The start of something small

Britain’s first post-war mainland circuit race was a 500cc event at Gransden Lodge airfield on July 13, 1947. But only four cars took the start, so it is the RAC National (right), supporting Silverstone’s first British Grand Prix on October 2, 1948, that carries greater significance.

A healthy total of 34 cars made the entry, which was whittled down to 26 for the grid (nine Coopers and 17 ‘Specials’). But this landmark 50-mile race would get off to an inauspicious start. Only Colin Strang and Stirling Moss were ready to go when pre-war British racing hero Earl Howe dropped the Union Jack. Mechanics were still tending some of the cars on the grid, while Eric Brandon wasn’t even sitting in his Cooper.

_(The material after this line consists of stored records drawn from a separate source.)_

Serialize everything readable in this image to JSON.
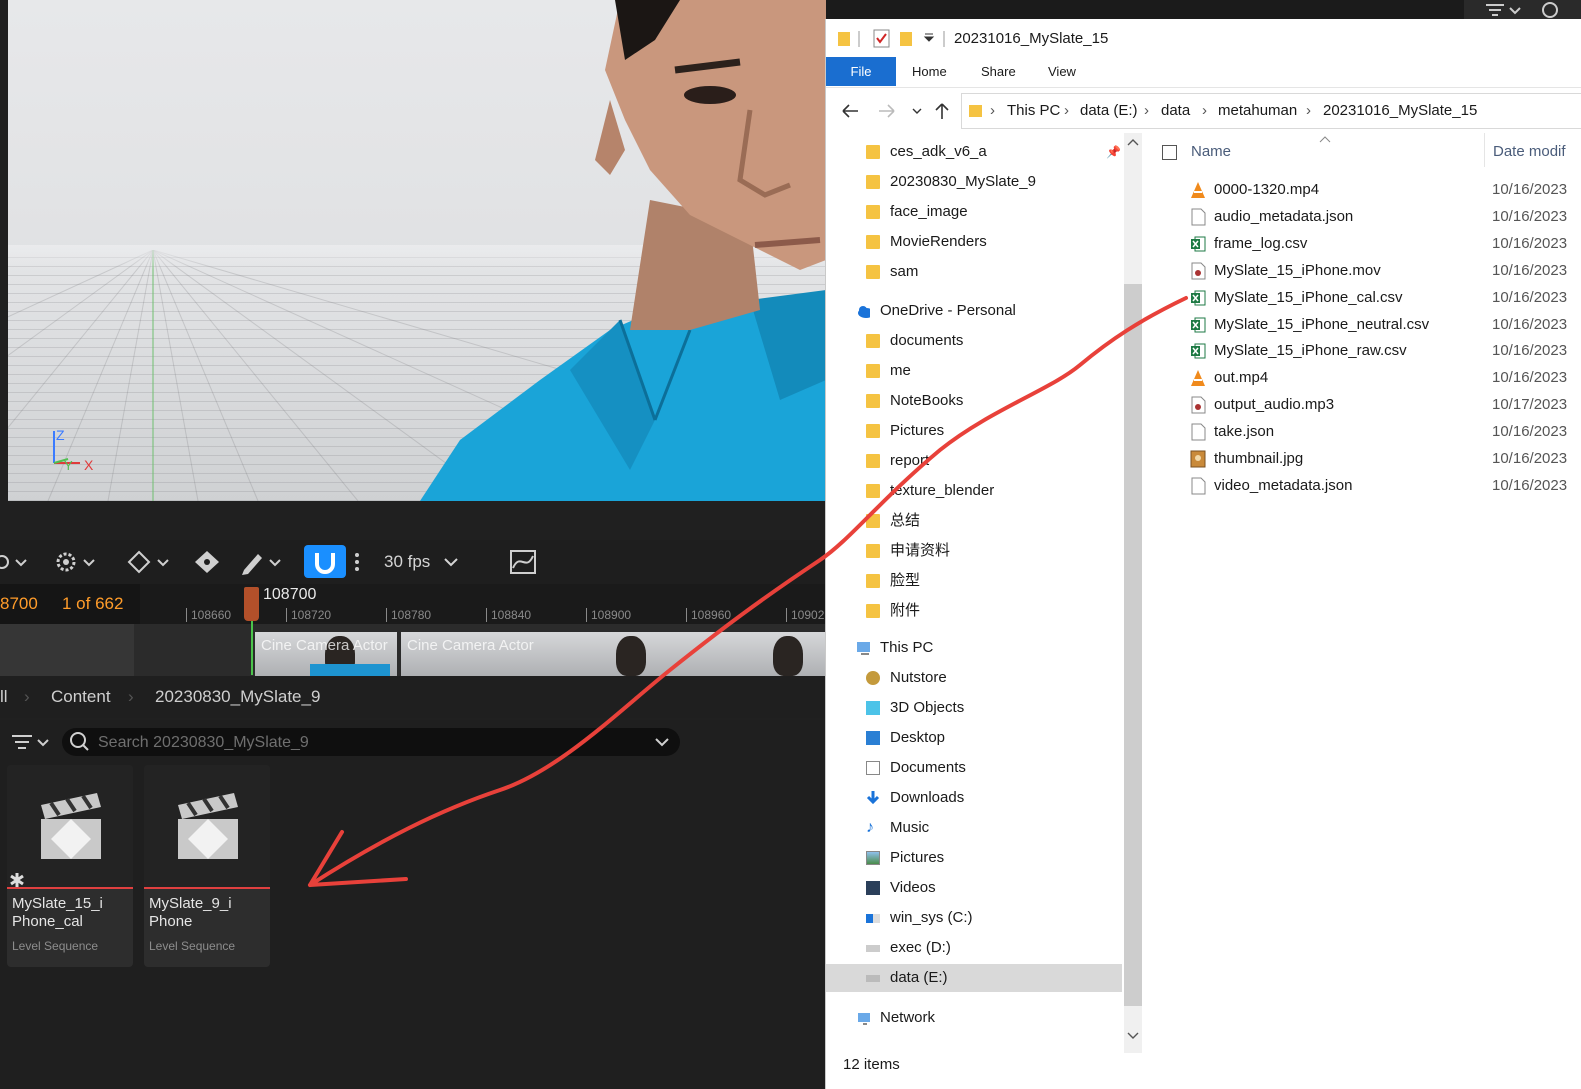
{
  "ue": {
    "viewport": {
      "axis_z": "Z",
      "axis_y": "Y",
      "axis_x": "X"
    },
    "toolbar": {
      "fps": "30 fps"
    },
    "timeline": {
      "frame": "8700",
      "of_count": "1 of 662",
      "playhead": "108700",
      "ticks": [
        "108660",
        "108720",
        "108780",
        "108840",
        "108900",
        "108960",
        "10902"
      ],
      "clip1": "Cine Camera Actor",
      "clip2": "Cine Camera Actor"
    },
    "breadcrumb": {
      "root": "ll",
      "content": "Content",
      "folder": "20230830_MySlate_9"
    },
    "search": {
      "placeholder": "Search 20230830_MySlate_9"
    },
    "assets": [
      {
        "name": "MySlate_15_i\nPhone_cal",
        "type": "Level Sequence"
      },
      {
        "name": "MySlate_9_i\nPhone",
        "type": "Level Sequence"
      }
    ]
  },
  "explorer": {
    "title": "20231016_MySlate_15",
    "ribbon": {
      "file": "File",
      "home": "Home",
      "share": "Share",
      "view": "View"
    },
    "address": [
      "This PC",
      "data (E:)",
      "data",
      "metahuman",
      "20231016_MySlate_15"
    ],
    "nav": {
      "quick": [
        "ces_adk_v6_a",
        "20230830_MySlate_9",
        "face_image",
        "MovieRenders",
        "sam"
      ],
      "onedrive": "OneDrive - Personal",
      "onedrive_items": [
        "documents",
        "me",
        "NoteBooks",
        "Pictures",
        "report",
        "texture_blender",
        "总结",
        "申请资料",
        "脸型",
        "附件"
      ],
      "thispc": "This PC",
      "pc_items": [
        "Nutstore",
        "3D Objects",
        "Desktop",
        "Documents",
        "Downloads",
        "Music",
        "Pictures",
        "Videos",
        "win_sys (C:)",
        "exec (D:)",
        "data (E:)"
      ],
      "network": "Network"
    },
    "columns": {
      "name": "Name",
      "date": "Date modif"
    },
    "files": [
      {
        "name": "0000-1320.mp4",
        "date": "10/16/2023",
        "icon": "vlc-icon"
      },
      {
        "name": "audio_metadata.json",
        "date": "10/16/2023",
        "icon": "file-icon"
      },
      {
        "name": "frame_log.csv",
        "date": "10/16/2023",
        "icon": "excel-icon"
      },
      {
        "name": "MySlate_15_iPhone.mov",
        "date": "10/16/2023",
        "icon": "media-icon"
      },
      {
        "name": "MySlate_15_iPhone_cal.csv",
        "date": "10/16/2023",
        "icon": "excel-icon"
      },
      {
        "name": "MySlate_15_iPhone_neutral.csv",
        "date": "10/16/2023",
        "icon": "excel-icon"
      },
      {
        "name": "MySlate_15_iPhone_raw.csv",
        "date": "10/16/2023",
        "icon": "excel-icon"
      },
      {
        "name": "out.mp4",
        "date": "10/16/2023",
        "icon": "vlc-icon"
      },
      {
        "name": "output_audio.mp3",
        "date": "10/17/2023",
        "icon": "media-icon"
      },
      {
        "name": "take.json",
        "date": "10/16/2023",
        "icon": "file-icon"
      },
      {
        "name": "thumbnail.jpg",
        "date": "10/16/2023",
        "icon": "image-icon"
      },
      {
        "name": "video_metadata.json",
        "date": "10/16/2023",
        "icon": "file-icon"
      }
    ],
    "status": "12 items"
  }
}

After three laps Moss led from Alvin ‘Spike’ Rhiando by a scant 0.7sec, but when Stirling hit engine problems it was the Canadian who was left with the spoils. They came at a price, however: leaking fuel left him badly burnt and in need of a loaned pair of trousers.

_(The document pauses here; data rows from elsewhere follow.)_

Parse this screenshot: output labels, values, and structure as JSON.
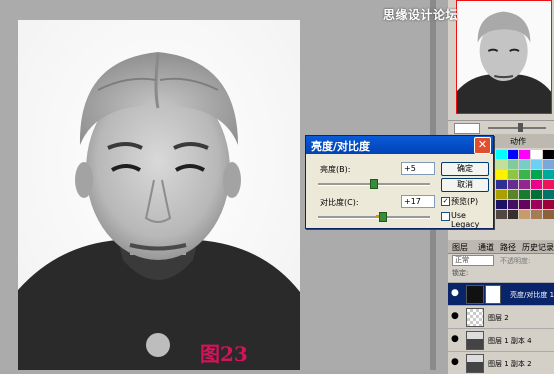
{
  "watermark": "思缘设计论坛",
  "caption": "图23",
  "dialog": {
    "title": "亮度/对比度",
    "brightness_label": "亮度(B):",
    "brightness_value": "+5",
    "contrast_label": "对比度(C):",
    "contrast_value": "+17",
    "ok_label": "确定",
    "cancel_label": "取消",
    "preview_label": "预览(P)",
    "legacy_label": "Use Legacy"
  },
  "swatches": {
    "tabs": [
      "样式",
      "动作"
    ]
  },
  "layers": {
    "tabs": [
      "图层",
      "通道",
      "路径",
      "历史记录"
    ],
    "blend_mode": "正常",
    "opacity_label": "不透明度:",
    "lock_label": "锁定:",
    "items": [
      {
        "name": "亮度/对比度 1",
        "active": true
      },
      {
        "name": "图层 2"
      },
      {
        "name": "图层 1 副本 4"
      },
      {
        "name": "图层 1 副本 2"
      }
    ]
  }
}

Rhiando’s win in a race described as “epic” by Motor Sport was claimed at a speed of 60.68mph. He beat three more Coopers driven by John Cooper, Sir Francis Samuelson and a recovering Brandon.

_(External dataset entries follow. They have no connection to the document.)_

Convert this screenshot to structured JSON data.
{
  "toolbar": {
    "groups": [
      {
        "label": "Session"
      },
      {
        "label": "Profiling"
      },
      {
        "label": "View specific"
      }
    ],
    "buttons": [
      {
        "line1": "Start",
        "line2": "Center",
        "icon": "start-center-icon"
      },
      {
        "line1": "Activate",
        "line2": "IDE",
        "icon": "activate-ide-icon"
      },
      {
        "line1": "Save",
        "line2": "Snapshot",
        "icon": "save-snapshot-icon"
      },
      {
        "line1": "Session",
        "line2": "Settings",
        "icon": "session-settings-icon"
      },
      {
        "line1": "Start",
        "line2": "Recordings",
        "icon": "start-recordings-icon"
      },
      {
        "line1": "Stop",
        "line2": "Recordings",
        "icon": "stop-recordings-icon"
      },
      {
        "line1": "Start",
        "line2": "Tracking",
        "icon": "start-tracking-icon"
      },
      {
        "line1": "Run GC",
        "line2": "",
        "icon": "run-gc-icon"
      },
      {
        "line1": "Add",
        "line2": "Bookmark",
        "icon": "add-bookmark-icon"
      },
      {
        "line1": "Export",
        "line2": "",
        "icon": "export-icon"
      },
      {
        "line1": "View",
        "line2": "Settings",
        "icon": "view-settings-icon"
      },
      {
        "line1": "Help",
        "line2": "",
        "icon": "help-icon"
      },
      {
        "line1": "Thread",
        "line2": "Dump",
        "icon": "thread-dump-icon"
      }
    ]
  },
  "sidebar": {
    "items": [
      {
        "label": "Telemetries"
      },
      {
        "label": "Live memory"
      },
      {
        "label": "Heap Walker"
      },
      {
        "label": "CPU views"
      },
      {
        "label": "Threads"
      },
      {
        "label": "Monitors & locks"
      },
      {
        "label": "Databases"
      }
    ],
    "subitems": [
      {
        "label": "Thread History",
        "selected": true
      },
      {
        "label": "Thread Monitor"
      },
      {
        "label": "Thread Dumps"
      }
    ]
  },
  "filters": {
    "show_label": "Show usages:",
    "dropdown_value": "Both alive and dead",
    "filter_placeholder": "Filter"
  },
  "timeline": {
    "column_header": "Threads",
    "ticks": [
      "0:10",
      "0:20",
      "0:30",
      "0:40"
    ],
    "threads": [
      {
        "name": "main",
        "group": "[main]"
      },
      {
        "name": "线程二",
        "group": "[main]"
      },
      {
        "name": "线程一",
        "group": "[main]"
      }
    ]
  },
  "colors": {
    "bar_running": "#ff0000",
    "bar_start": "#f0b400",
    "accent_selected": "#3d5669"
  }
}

Reliability was awful, just eight of the 26 starters making the distance. But the little 500cc racers had caught the imagination of the huge Silverstone crowd. Rapid growth of the 500 movement and official Formula Three classification was just around the corner.

Not every seed flowered

If it hadn’t been for Cooper, the 500 story would have been very different. The cars from Surbiton held a numerical superiority because they were fast, quality racing cars built and supplied to customers with an unequalled level of professionalism. But the formula was born in an amateur spirit, and the one-off ‘Specials’ and smaller-scale marques are just as vital to its memory. In fact, it is the technical diversity which makes 500cc racing interesting, especially as Cooper was for from unbeatable. Here are some of the chassis alternatives:

Iota: Run by the Bristol-based organisation that created the 500cc movement. Shared its name with a magazine dedicated to the category (Iota is the Greek for i, the letter under which the FIA categorised the formula). Iota was simply a ladder-frame chassis designed as a template for ‘Specials’ to be built upon: for example, Stromboli, MilleUnion, Buzzi 2 and Wasp. Also built nine complete ‘production’ cars.
Emeryson: Paul Emery refused to follow quickly established convention of putting the engine behind the driver. He based the shape on the prewar Mercedes W154, with chain transmission driving the front wheels.
JBS: Wembley speedway star Alf Bottoms bought RD Coward’s ‘Cowlan Special’ and modified it to create the first .JBS in 1950. He won at Brands, Blandford and Reims, then created a new model for ’51. Sadly, Bottoms was killed in that year’s Luxemburg Grand Prix, and although JBS continued production into ’52, it didn’t last the year.
Kieft: The most significant Cooper-beater. Cyril Kieft began with a Marwyn in 1949, then built his own car and convinced Stirling Moss to race one. Cars were distinctive for ahead-of-their-time spaceframe chassis, wishbone and rubber-in-torsion front suspension, swing axles and rubber bands-in-tension rear. Don Parker’s modded versions won races well into the ’50s.

Kieft sold out in 1954 following an aborted Formula Two project and an almost-completed Formula One car.